- More than 200 local projects were approved for funding by a legislative panel on Friday, ranging in value from $1,250 to $15 million
- The lawmakers approved everything from emergency generators in Boca Raton to after-school programs in Miami-Dade
- State economists also reported that the economy was sending “mixed signals” and some sources of state revenue were expected to decline
TALLAHASSEE — A legislative panel Friday approved money for more than 230 local projects and programs across the state, after receiving a detailed analysis of Florida’s financial picture from a top economist.
The Joint Legislative Budget Commission, with little comment, signed off on a list of “local support grants” totaling $175 million. The grants are a new program, with the list put together after Gov. Ron DeSantis vetoed parts of a state budget that took effect July 1.
“I think as you see cost overruns and stuff, as inflation is affecting these not-for-profits (organizations) … after the fiscal year was over and the new one started, people saw that there were opportunities within their communities that maybe needed some help,” House Appropriations Chairman Jay Trumbull, R-Panama City, said after Friday’s meeting.
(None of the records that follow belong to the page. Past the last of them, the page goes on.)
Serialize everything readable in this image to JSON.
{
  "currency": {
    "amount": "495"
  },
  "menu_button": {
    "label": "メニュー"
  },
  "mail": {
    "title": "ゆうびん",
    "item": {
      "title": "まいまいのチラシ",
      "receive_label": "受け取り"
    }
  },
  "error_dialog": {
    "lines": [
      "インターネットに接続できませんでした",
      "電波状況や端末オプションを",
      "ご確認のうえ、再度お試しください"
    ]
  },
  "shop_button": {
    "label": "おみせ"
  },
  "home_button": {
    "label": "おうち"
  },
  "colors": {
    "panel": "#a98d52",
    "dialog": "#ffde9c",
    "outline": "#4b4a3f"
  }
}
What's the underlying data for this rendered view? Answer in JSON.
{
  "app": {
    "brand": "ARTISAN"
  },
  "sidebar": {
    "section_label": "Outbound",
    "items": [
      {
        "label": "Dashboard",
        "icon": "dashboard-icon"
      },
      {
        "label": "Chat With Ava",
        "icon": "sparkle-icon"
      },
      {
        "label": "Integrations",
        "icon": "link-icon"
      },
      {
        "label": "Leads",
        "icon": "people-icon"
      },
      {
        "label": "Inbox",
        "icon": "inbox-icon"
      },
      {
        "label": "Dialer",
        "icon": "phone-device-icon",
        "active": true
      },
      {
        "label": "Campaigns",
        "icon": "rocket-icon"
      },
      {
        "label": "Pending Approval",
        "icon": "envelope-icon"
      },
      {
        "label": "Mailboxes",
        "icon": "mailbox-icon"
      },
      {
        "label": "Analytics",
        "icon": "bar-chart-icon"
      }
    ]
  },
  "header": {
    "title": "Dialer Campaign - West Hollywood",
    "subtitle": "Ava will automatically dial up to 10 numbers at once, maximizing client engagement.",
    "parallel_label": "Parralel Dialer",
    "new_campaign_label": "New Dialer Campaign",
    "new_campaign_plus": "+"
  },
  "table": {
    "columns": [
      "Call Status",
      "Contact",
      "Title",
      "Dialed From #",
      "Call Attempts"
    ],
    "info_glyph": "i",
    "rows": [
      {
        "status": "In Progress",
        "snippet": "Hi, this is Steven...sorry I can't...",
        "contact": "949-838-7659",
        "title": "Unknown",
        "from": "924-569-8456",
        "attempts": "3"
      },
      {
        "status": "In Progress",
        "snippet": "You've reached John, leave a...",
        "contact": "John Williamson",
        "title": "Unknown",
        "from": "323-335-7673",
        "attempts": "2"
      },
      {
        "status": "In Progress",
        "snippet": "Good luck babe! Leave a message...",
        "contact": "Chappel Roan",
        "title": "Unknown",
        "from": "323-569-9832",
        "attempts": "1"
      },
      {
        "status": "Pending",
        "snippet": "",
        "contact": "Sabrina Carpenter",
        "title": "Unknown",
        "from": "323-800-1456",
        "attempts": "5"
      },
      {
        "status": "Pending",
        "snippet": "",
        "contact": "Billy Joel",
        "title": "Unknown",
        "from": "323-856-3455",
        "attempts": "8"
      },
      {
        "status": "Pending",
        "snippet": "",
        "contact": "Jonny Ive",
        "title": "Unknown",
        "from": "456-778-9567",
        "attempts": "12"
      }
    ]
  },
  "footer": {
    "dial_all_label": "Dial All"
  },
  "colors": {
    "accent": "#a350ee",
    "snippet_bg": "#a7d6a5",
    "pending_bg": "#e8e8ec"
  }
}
The approved spending items ranged from $15 million to build a facility to house the Florida Flood Hub for Applied Research and Innovation program at the University of South Florida in St. Petersburg to $1,250 so the Hope Haven Transitional Housing program can purchase three air-conditioner units for rooms used to assist homeless families in Highlands County.
Trumbull said the items on the list were focused on assisting local governments, educational entities or privately operated programs that support local initiatives. He said none were “identical in amount or purpose to items that were vetoed” by DeSantis.
The list, however, included some proposals that were similar to vetoed budget items.
In one case, DeSantis vetoed $447,090 for the Li’l Abner Foundation in Miami-Dade County to expand into a second location. Lawmakers on Friday approved spending $400,000 for the foundation’s after-school program.
In another example, lawmakers approved providing $250,000 to Boca Raton for emergency generators. DeSantis vetoed $1.1 million for emergency generators at the Boca Raton City Hall and Municipal Complex.
Money for the new grant program was included in the budget, with lawmakers linking it to funds that DeSantis sought for $1,000 bonuses for first responders.
Republican lawmakers proposed nearly 200 of the spending items on the list. The Joint Legislative Budget Commission, made up of House and Senate members, has authority to make mid-year spending decisions.
Earlier in Friday’s meeting, Amy Baker, coordinator of the Legislature’s Office of Economic & Demographic Research. presented an overview of long-term financial projections.
Baker and other economists last month estimated that state general revenue will be $5.3 billion higher than projected earlier for the current 2022-2023 fiscal year and the 2023-2024 fiscal year.
But Florida’s real-estate market could slow as mortgage rates rise and housing-affordability issues increase. Economists forecast that revenue generated through documentary-stamp taxes on real estate transactions will decline 15.6 percent this fiscal year and 10.7 percent in the 2023-2024 year..
“This is already starting to play out as we thought it would,” Baker said.
Baker also pointed to mixed signals in the economy, which is affecting expectations of a “soft landing” in a pending recession.
“There are a growing number of economists, including a big study that came out yesterday, that are saying it’s not going to be a soft landing, the Fed is going to have to take much stronger action than originally envisioned,” Baker told lawmakers. “And so, there is a disagreement between the economists on where we’re going to end up.”
Florida has experienced higher-than-anticipated revenue collections for more than a year — with it being $3.85 billion over estimates for the 2021-2022 fiscal year, which ended June 30. That was driven, at least in part, by increased consumer spending of money saved during the COVID-19 pandemic. Also inflation has driven up prices, which results in higher tax revenues.